Tuesday, 14th February 2012
As often happens, writing things down whilst they're fresh in the memory conflicts with actually doing things so, on my return to the U.K., I've expanded my original brief update.
There was originally a settlement next to the Falls, as a staging point for crossing the Zambezi, but this settlement was moved to higher ground on Constitution Hill because of the problem of malarial mosquitoes near the river. In 1904 the new settlement was called 'Livingstone' after the Scottish missionary and philanthropist Dr. David Livingstone and in 1911 the town became the Capital of the British Protectorate of Northern Rhodesia and still retains some of the Edwardian colonial buildings of the period. In 1935, the capital was moved to Lusaka and Livingstone became a quiet town. Latterly, the development of tourism around Livingstone has restored the town's fortunes.
The Royal Livingstone is a resort hotel with rooms laid out in blocks of 8 along the bank of the Zambezi perhaps a mile up river from the Victoria Falls. From the manicured grass leading from rooms to the river bank you can see the spray rising from the Falls - 'Mosi-oa-Tunya' ('the smoke that thunders'). It's all very pleasant.
At 16:00, I had a 'Sunset Cruise' on the 'African Queen' (nothing like the boat in the film) which went upstream 'game spotting'. Lots of birds, hippos, crocodiles.
Wednesday, 15th February 2012

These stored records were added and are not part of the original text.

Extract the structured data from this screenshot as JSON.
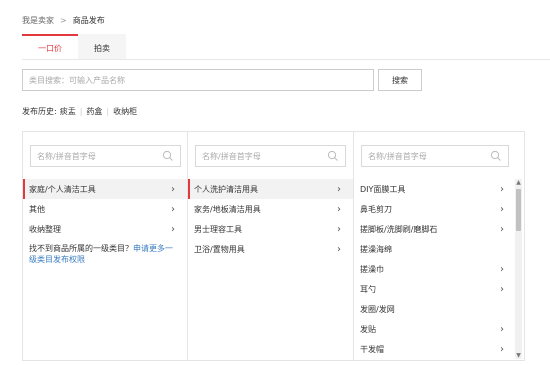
{
  "breadcrumb": {
    "first": "我是卖家",
    "separator": ">",
    "current": "商品发布"
  },
  "tabs": [
    {
      "label": "一口价",
      "active": true
    },
    {
      "label": "拍卖",
      "active": false
    }
  ],
  "search": {
    "placeholder": "类目搜索：可输入产品名称",
    "value": "",
    "button_label": "搜索"
  },
  "history": {
    "label": "发布历史:",
    "items": [
      "痰盂",
      "药盒",
      "收纳柜"
    ]
  },
  "panel_search_placeholder": "名称/拼音首字母",
  "column1": {
    "items": [
      {
        "label": "家庭/个人清洁工具",
        "selected": true,
        "has_children": true
      },
      {
        "label": "其他",
        "selected": false,
        "has_children": true
      },
      {
        "label": "收纳整理",
        "selected": false,
        "has_children": true
      }
    ],
    "notfound_text": "找不到商品所属的一级类目？",
    "notfound_link": "申请更多一级类目发布权限"
  },
  "column2": {
    "items": [
      {
        "label": "个人洗护清洁用具",
        "selected": true,
        "has_children": true
      },
      {
        "label": "家务/地板清洁用具",
        "selected": false,
        "has_children": true
      },
      {
        "label": "男士理容工具",
        "selected": false,
        "has_children": true
      },
      {
        "label": "卫浴/置物用具",
        "selected": false,
        "has_children": true
      }
    ]
  },
  "column3": {
    "items": [
      {
        "label": "DIY面膜工具",
        "has_children": true
      },
      {
        "label": "鼻毛剪刀",
        "has_children": true
      },
      {
        "label": "搓脚板/洗脚刷/磨脚石",
        "has_children": true
      },
      {
        "label": "搓澡海绵",
        "has_children": false
      },
      {
        "label": "搓澡巾",
        "has_children": true
      },
      {
        "label": "耳勺",
        "has_children": true
      },
      {
        "label": "发圈/发网",
        "has_children": false
      },
      {
        "label": "发贴",
        "has_children": true
      },
      {
        "label": "干发帽",
        "has_children": true
      }
    ]
  },
  "colors": {
    "accent": "#e4393c",
    "link": "#3a7cc2"
  }
}
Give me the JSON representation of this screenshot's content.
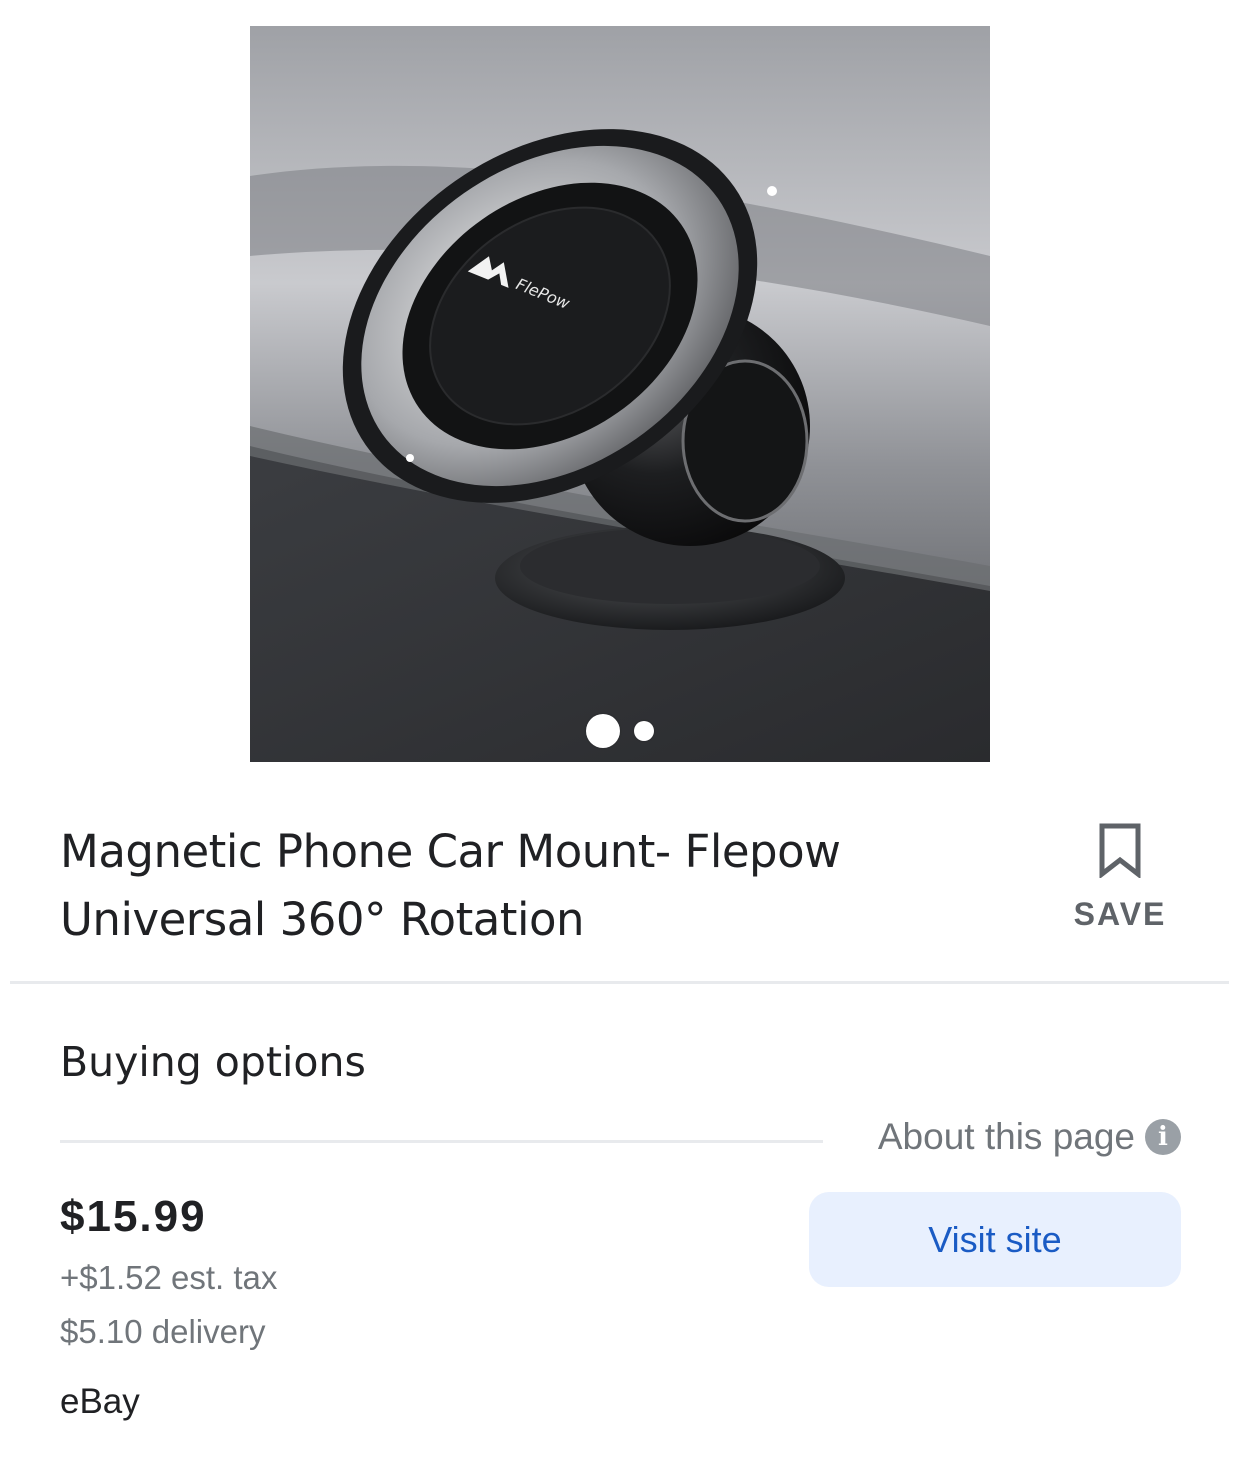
{
  "product": {
    "image": {
      "description_icon": "phone-car-mount-photo",
      "brand_mark": "FlePow",
      "carousel": {
        "total_images": 2,
        "active_index": 0
      }
    },
    "title": "Magnetic Phone Car Mount- Flepow Universal 360° Rotation",
    "save_label": "SAVE"
  },
  "buying_options": {
    "heading": "Buying options",
    "about_label": "About this page",
    "offer": {
      "price": "$15.99",
      "tax": "+$1.52 est. tax",
      "delivery": "$5.10 delivery",
      "merchant": "eBay",
      "visit_label": "Visit site"
    }
  },
  "colors": {
    "text_primary": "#202124",
    "text_secondary": "#70757a",
    "link_blue": "#1a5bc4",
    "button_bg": "#e8f0fe",
    "divider": "#e8eaed"
  }
}
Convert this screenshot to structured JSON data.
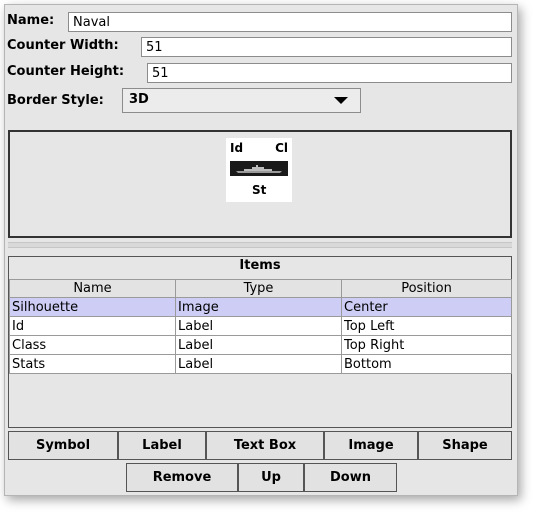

It transpired Wednesday was 'at leisure', so I made some arrangements of my own. 08:40 saw me being picked up for a 30-minute Microlight flight over the Falls and over some of the game reserves with Batoka Sky. It was splendid and I rather think should be compulsory for all visitors to the Victoria Falls. Alternately, United Air Charter operate helicopter flights, but I'm glad I elected for the Microlight.
Then, I took the 'Heritage Tour' which didn't work quite as planned. The last call was supposed to be the Railway Museum (did you know there was a railway museum in Livingstone? - I didn't) but I made it the first call and, of course, it took longer than expected. There's a separate report on the Museum here.
I'd also discovered that Bushtracks operate a steam-hauled evening dining train in conjunction with the Royal Livingstone Hotel on Wednesdays and Saturdays so the Curator of the Museum offered to come to the railway and make introductions.
All the people at the railway, where the steam locomotive was 'brewing up' for the evening run that day, were quite charming and a footplate ride that evening was readily offered by the manager, Ben Costa.
By now running late, I took a quick tour round the Livingstone Museum in the town. This is Zambia's oldest and largest museum and gives a good impression of the work of Dr. David Livingstone. It was Dr. Livingstone, of course, who re-named the Falls after the then Queen and he was active in the abolition of the slave trade. It's interesting to note that Dr. Livingstone is still so revered in the country that, following Zambia's independence in 1966, the colonial name of 'Livingstone' for the town was retained. Sadly, the museum does not allow photography, nor does it have a catalogue for sale but it's well worth a visit.
I returned to the Royal Livingstone for High Tea and a shower and by 17:00 I was back at the station for my footplate ride. There's a separate report on the 'Royal Livingstone Express' dining train here.
I was back at the hotel by 22:00 exhausted, dirty but very happy. All excellent stuff.